Congress should change the country’s 13-year old baseline law so the Philippines could better assert its rights in the South China Sea, according to the Presidential Palace.
The Archipelagic Baselines Law weakened Philippine claims to the waterway by redefining the country’s internal waters as “archipelagic waters,” presidential spokesman Herminio “Harry” L. Roque, Jr. told a televised news briefing on Tuesday.
The law declares the Philippines as an archipelagic state and uses the straight baseline method to set up sea boundaries with neighboring coastal states.
Mr. Roque has said the law, passed in 2009 to comply with the United Nations Convention on the Law of the Sea (UNCLOS), cut the area of the country’s territorial sea.
He added that UNCLOS had not been effective in deterring Chinese presence in the South China Sea because it only covers territorial waters, not islands.
A new law should be created to adopt the principle of boundaries laid down in the 1898 Treaty of Paris, he said.
The treaty, through which Spain ceded the Philippines to the United States, defines the Philippine archipelago as having a rectangular shape, measuring about 600 miles in width and 1,200 miles in length, according to a study published by the University of Wollongong in Australia.
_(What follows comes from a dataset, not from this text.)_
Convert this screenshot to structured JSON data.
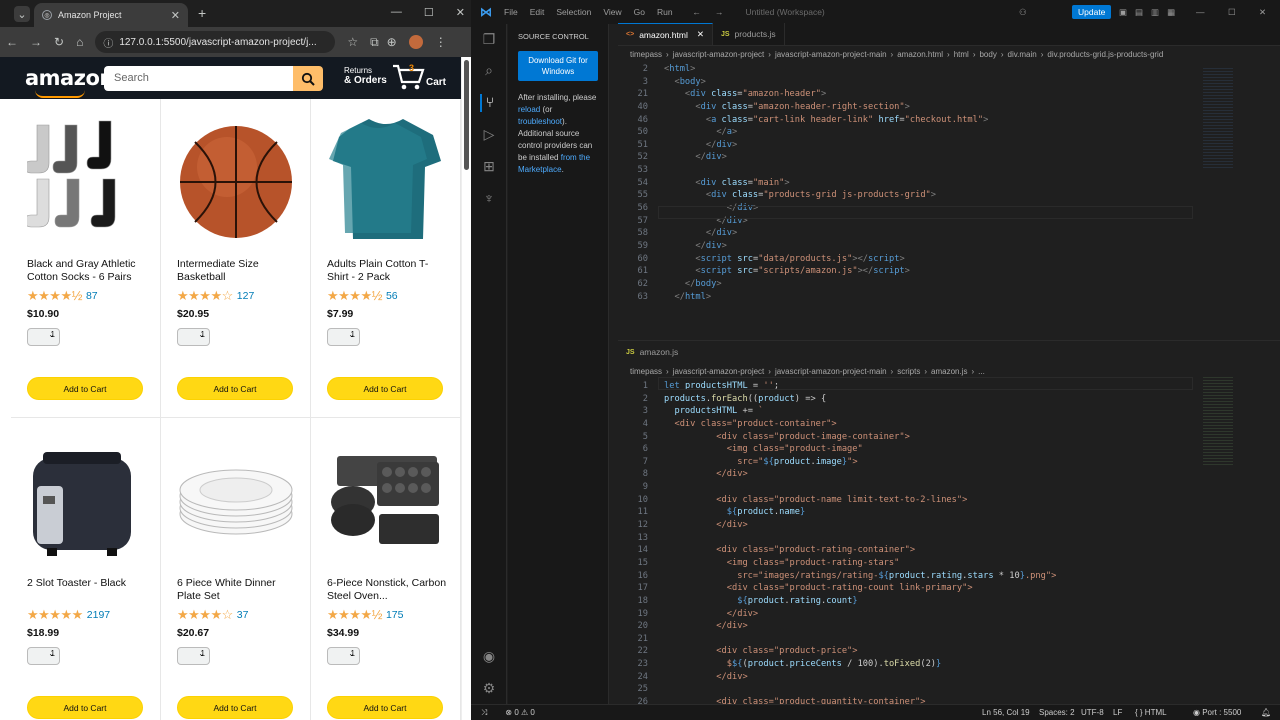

“Maybe we need to create a new archipelagic laws where we can assert the Treaty of Paris boundaries and the additional territories as part of our sovereign rights based on UNCLOS,” Mr. Roque said in Filipino. — Kyle Aristophere T. Atienza